The marketing officials interviewed by “Inside Digital Learning” declined to reveal how much their institutions spend annually on marketing online courses and programs. They did say, though, that in the past, they could base some decisions on a “gut” feeling about which campaigns would work. Now most of their campaigns are online, and they employ tangible data about where to advertise and how to utilize free social media.

If data show a message doesn't resonate with potential students (online or residential), the institution can quickly change gears. “We’re really focused on digital marketing -- it’s really been effective for us,” said Mark Porcaro, executive director of online learning at Wichita State University. In 2013, the university offered its first fully online program -- an R.N. to B.S.N. degree. Now it has 24 fully online programs.

Porcaro said Wichita State’s biggest and most effective ad spend is on paid search, and that the institution buys narrowly focused search terms. “The large schools -- Western Governors, Southern New Hampshire, Phoenix -- they will buy big terms like ‘online bachelor’s degree,’” he said. “We’ll bid on really specific terms, such as ‘online degrees in Kansas.’”

Wichita State also buys tracking pixels, tiny images that allow marketers to track how many users visited a website or saw their digital ad. “That’s why you’ll be on a site and an ad pops up for the same thing you were just looking at on Amazon,” Porcaro explained. “It's big data coming together to serve you something interesting to you. It’s kind of creepy.”

But, he added, “You can’t do that very effectively in print or on a billboard or radio.”

In addition to tracking pixels, Wichita State exercises geofencing, a practice that uses global positioning or radio frequency identification to define a geographic boundary. Once the “virtual barrier” is established, a marketer can set up triggers that send a text message or an email alert or app notification to a mobile device as the owner enters or exits the specified area.

Burns noted that many of CSU Global's online students are in the military or working for corporations, and the university works with a digital marketing agency to target the websites those types of learners visit before they decide to pursue an online degree.

Social Media Is Key

Social media also plays a big role in marketing and advertising of online courses. Because many online students are adults, institutions are focusing their efforts on Facebook, the platform most used by nontraditional students. (Statistia.com reports that nearly 80 percent of Facebook users are 25 years or older.) Some pay for ads on Facebook, while others use the site to post free announcements.

“A Facebook ad can do very specific marketing,” Porcaro said. “Facebook knows who people, are and they know the things they like. We look for students [on Facebook] who are like our students but who don’t know Wichita State.”

“Social is becoming a larger part of the marketing mix,” said Eby of Grantham. “Social media is a tool to change and guide opinions … People are more trusting of people they know on social media.”

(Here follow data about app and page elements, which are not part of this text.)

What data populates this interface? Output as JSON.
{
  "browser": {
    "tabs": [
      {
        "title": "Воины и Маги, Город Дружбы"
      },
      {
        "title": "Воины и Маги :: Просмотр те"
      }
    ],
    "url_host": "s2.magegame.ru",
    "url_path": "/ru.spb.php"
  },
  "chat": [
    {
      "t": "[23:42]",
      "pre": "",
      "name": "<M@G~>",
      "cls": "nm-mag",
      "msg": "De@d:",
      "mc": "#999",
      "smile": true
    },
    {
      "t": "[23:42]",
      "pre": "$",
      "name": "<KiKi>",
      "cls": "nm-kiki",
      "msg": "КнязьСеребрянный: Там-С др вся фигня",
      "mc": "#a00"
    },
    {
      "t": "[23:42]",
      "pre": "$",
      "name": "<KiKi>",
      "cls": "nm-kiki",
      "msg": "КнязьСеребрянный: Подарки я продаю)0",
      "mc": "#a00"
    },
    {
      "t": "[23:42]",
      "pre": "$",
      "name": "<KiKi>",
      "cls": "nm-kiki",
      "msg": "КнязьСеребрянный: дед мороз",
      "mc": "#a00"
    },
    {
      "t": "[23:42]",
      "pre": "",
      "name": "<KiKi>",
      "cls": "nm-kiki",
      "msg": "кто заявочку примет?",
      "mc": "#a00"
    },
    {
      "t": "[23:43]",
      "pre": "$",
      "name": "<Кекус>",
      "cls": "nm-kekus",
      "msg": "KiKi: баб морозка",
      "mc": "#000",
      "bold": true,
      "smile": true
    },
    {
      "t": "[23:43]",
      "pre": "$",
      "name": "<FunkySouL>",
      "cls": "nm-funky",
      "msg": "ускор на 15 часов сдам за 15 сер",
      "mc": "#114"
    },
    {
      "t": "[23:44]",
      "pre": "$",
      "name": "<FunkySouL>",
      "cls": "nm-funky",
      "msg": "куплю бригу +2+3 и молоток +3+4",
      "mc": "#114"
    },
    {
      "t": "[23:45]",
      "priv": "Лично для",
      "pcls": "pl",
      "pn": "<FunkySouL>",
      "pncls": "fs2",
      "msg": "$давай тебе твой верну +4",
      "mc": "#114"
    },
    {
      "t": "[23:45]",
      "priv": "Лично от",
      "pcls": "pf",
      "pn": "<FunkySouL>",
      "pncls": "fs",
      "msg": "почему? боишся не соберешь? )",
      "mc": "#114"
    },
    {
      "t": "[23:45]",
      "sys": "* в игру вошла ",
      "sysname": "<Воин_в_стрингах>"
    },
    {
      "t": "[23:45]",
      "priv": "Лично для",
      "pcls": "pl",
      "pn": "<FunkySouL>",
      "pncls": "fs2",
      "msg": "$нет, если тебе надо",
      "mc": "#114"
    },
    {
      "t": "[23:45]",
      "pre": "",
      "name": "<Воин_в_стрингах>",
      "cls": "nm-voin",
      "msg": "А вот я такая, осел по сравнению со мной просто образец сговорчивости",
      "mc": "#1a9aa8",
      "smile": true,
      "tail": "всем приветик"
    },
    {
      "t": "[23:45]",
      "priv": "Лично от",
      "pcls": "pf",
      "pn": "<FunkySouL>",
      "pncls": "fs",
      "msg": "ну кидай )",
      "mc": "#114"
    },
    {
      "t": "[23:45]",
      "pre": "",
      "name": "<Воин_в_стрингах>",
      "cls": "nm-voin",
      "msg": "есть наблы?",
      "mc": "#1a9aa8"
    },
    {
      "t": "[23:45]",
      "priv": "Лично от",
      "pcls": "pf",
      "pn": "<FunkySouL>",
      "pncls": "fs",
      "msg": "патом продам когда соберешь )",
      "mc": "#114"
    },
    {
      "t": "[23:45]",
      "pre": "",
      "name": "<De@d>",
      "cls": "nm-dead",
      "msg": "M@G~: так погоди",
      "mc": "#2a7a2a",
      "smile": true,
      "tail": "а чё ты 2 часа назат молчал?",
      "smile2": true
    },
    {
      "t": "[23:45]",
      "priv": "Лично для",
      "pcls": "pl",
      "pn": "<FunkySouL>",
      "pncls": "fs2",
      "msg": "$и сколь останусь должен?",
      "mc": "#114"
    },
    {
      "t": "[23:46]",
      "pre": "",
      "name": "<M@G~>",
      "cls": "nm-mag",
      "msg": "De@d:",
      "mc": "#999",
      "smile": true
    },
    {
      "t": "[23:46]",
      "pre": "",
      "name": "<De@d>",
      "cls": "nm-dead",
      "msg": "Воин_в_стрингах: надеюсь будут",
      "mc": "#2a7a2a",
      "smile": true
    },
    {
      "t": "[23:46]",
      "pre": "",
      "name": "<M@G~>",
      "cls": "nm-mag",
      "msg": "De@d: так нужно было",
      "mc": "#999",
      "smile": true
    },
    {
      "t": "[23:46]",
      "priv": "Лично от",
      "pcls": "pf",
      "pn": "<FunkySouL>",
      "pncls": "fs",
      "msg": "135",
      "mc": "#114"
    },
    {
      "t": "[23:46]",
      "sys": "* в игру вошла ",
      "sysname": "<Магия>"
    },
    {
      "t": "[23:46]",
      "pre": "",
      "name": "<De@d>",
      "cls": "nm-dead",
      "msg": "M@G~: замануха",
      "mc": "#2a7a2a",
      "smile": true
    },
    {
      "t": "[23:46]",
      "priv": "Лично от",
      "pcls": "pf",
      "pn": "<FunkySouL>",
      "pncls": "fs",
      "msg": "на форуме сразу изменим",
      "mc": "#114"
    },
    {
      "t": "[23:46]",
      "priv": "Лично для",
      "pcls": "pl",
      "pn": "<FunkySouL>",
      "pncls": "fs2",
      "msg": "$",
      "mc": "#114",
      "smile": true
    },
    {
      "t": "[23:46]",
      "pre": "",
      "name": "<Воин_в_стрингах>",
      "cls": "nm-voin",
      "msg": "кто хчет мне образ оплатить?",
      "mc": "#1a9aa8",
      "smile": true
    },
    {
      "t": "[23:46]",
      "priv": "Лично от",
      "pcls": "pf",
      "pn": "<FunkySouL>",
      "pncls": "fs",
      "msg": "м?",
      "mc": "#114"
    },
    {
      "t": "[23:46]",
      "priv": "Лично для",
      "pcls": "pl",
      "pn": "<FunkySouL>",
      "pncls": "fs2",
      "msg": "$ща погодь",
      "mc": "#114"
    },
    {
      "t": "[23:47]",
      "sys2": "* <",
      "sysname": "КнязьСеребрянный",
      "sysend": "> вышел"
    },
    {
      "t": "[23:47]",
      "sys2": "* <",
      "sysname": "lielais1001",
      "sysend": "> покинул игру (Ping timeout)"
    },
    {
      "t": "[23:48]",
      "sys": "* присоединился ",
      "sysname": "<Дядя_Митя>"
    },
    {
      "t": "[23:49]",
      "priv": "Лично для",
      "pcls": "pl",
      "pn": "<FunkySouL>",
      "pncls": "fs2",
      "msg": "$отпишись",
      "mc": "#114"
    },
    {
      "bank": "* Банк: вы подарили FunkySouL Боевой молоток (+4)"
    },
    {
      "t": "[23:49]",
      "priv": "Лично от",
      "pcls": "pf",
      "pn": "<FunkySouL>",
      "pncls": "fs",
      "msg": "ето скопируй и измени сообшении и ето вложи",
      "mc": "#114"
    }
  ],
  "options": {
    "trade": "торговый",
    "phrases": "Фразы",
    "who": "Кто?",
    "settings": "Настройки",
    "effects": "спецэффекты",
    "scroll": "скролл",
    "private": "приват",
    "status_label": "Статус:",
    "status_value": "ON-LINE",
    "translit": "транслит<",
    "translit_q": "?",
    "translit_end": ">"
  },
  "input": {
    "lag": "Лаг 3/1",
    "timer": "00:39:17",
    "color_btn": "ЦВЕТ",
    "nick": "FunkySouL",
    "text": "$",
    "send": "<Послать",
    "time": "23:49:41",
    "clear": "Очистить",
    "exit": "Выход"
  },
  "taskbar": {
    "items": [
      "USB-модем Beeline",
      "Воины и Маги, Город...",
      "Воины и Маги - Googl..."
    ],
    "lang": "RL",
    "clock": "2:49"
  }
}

Traditional Marketing Tactics

Colleges continue to employ traditional advertising outlets -- TV, radio and, to a much lesser extent, print. Cabrini has had “tremendous success” with messages on the local public radio station whose listeners are higher-income adults, Cameron said.

Besides car wrapping, Cabrini posts ads in Philadelphia's Southeastern Pennsylvania Transportation Authority commuter trains. Cameron said she knows that the SEPTA ads are effective because a lot of online students mention them on their application forms. An added bonus: the SEPTA ads aren’t targeted at potential undergraduates, but Cameron said they, too, report seeing the ads in the commuter trains.

“The return on investment isn’t perfect; we’re about breaking even,” she said. “We know a lot of people are exposed to them, so we’re going to keep on doing them.”

Print advertising for online or face-to-face courses isn’t dead, but it’s a much smaller part of marketing budgets. “I think it will be very hard for print to convince people that the spend is worth the return,” Cameron said. “I want to measure lead generation. That is the reality.”

Read more by

Be the first to know.
Get our free daily newsletter.

 

 
+ -

Expand commentsHide comments  —   Join the conversation!

Inside Higher Ed’s Quick Takes

Back to Top